■ ACTIVITY:
Lines from the listing below that contain the string "name" are to be reported.

- Opening Delimiter -

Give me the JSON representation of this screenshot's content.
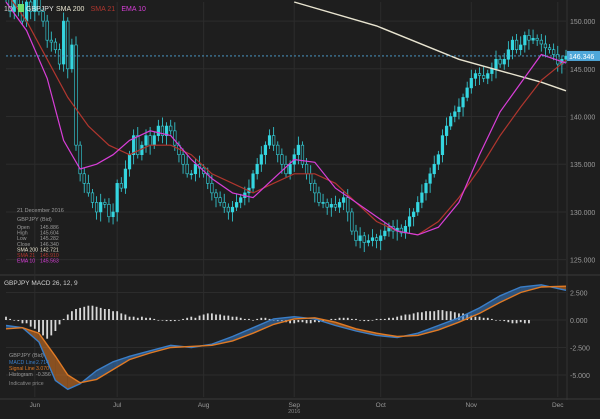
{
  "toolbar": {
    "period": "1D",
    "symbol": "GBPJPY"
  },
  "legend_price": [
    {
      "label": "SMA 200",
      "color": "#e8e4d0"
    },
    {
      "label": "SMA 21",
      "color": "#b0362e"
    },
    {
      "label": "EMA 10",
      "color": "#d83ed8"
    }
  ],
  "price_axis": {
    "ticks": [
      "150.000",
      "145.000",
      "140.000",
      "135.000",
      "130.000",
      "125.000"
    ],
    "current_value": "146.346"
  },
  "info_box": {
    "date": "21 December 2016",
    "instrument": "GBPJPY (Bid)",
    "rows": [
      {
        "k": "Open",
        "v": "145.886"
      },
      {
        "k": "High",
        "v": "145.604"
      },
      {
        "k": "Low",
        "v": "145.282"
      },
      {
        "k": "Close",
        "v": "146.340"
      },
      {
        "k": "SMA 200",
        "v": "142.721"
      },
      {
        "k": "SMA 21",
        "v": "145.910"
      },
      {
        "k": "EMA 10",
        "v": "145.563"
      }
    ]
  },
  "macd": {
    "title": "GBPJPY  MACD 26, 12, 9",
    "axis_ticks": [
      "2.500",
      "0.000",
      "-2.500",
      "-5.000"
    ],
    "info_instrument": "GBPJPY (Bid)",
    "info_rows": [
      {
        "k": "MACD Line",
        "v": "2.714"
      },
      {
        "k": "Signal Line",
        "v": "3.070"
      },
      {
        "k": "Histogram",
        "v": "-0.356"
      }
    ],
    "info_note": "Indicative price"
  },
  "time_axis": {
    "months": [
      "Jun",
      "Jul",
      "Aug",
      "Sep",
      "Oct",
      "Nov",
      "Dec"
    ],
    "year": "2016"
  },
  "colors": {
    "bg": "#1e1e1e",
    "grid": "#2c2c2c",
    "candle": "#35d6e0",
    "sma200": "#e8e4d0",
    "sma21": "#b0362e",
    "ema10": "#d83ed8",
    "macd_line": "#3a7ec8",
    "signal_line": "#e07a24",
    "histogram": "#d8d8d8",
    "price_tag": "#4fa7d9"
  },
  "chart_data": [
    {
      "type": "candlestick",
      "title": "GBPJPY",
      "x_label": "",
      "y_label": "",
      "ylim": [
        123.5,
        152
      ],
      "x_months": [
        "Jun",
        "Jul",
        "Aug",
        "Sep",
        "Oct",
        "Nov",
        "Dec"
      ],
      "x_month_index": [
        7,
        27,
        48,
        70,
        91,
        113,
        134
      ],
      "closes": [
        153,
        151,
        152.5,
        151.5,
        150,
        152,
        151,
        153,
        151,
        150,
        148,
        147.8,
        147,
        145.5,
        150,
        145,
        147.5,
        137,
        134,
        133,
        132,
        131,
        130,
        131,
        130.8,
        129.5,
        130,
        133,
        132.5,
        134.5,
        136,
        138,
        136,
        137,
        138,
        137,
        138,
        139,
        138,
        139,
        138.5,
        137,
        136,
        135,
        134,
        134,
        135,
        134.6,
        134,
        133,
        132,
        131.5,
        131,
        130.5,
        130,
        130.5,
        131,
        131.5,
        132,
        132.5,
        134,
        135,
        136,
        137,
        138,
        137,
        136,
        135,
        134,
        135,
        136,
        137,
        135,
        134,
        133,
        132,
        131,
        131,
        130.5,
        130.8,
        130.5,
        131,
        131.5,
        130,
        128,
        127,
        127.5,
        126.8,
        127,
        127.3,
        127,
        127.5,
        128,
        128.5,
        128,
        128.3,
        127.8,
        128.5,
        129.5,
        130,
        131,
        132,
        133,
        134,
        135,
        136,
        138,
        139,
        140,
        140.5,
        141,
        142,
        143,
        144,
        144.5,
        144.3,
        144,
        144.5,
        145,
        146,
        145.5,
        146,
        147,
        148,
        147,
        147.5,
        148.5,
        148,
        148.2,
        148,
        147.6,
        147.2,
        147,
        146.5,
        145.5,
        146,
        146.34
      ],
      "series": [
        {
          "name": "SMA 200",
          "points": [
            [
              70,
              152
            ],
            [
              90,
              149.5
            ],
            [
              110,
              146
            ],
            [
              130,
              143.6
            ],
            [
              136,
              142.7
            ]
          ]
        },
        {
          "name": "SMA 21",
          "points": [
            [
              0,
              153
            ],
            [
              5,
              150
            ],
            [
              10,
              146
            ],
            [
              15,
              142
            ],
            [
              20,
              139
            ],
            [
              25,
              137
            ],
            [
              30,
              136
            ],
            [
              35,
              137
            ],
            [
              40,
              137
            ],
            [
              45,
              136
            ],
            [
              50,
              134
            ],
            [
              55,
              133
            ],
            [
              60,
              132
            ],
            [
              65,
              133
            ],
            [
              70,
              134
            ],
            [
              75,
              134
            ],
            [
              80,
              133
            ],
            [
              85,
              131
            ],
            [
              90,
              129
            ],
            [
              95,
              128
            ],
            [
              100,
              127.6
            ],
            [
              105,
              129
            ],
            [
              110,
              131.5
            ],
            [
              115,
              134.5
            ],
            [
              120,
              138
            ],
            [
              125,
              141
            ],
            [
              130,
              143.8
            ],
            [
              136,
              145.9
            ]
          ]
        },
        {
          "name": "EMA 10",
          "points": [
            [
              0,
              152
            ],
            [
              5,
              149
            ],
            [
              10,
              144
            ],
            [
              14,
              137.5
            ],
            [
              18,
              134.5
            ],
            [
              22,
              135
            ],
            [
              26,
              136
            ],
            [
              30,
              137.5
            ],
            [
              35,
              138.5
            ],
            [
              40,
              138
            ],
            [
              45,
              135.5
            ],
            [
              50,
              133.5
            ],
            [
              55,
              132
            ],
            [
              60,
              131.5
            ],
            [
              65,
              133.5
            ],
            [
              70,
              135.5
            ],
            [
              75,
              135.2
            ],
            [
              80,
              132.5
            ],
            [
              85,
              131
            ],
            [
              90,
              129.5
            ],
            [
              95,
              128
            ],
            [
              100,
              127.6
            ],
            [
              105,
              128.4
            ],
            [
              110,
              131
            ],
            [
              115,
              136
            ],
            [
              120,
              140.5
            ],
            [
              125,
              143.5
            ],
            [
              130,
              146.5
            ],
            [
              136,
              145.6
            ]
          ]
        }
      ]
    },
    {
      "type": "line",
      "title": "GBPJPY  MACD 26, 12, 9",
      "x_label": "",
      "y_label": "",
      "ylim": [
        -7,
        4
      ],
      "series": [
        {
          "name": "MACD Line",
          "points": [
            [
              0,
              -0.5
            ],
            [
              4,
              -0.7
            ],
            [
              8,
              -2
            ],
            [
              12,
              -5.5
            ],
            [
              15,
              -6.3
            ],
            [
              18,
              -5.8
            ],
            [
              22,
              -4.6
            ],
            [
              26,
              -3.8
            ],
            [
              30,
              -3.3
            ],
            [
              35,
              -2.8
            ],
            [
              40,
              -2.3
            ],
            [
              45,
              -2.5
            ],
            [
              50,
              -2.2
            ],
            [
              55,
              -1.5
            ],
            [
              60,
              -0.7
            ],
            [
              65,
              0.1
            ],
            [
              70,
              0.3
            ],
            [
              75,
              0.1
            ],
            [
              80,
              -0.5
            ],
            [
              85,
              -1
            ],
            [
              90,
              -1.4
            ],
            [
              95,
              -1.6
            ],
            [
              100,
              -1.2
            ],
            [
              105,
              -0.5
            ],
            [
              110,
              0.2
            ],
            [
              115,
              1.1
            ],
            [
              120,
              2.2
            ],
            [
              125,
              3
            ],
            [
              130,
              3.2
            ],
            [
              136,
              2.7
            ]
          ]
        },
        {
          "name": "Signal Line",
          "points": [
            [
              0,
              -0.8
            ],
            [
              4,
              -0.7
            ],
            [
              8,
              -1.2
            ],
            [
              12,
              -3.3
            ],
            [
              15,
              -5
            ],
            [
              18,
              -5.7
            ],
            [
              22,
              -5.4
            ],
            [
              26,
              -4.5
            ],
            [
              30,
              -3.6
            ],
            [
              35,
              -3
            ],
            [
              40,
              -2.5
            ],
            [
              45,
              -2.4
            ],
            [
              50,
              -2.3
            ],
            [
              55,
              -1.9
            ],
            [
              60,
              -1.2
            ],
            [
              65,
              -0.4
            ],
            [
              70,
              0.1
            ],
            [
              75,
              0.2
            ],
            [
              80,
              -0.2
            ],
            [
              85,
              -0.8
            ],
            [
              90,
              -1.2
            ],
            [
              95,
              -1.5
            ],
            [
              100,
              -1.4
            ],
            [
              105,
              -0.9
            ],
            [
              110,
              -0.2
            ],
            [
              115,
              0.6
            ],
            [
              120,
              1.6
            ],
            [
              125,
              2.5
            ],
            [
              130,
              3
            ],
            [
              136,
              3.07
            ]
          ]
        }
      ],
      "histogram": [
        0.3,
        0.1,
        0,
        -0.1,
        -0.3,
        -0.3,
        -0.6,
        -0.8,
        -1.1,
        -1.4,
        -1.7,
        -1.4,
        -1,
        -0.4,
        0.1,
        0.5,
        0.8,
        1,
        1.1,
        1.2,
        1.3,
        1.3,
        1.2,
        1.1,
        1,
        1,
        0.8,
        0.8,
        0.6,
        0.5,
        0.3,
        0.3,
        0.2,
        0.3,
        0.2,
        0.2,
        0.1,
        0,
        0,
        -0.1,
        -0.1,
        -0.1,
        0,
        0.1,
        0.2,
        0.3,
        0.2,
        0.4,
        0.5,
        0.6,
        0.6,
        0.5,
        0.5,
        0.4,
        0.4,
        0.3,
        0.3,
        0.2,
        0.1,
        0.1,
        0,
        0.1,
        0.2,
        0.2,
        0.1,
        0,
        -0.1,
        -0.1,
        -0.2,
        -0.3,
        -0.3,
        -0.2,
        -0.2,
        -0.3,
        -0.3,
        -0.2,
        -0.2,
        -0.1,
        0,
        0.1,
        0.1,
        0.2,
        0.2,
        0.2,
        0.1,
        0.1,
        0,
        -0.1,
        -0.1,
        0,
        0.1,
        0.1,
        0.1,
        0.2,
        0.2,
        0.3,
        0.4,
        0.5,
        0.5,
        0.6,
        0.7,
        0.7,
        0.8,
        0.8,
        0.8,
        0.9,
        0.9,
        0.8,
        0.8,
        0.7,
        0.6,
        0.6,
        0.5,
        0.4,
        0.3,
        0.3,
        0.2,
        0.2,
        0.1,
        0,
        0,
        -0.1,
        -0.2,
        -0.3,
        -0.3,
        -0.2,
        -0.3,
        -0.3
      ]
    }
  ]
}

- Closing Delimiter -

■ SOLUTION TO THE PROBLEM:
          "name": "SMA 200",
          "name": "SMA 21",
          "name": "EMA 10",
          "name": "MACD Line",
          "name": "Signal Line",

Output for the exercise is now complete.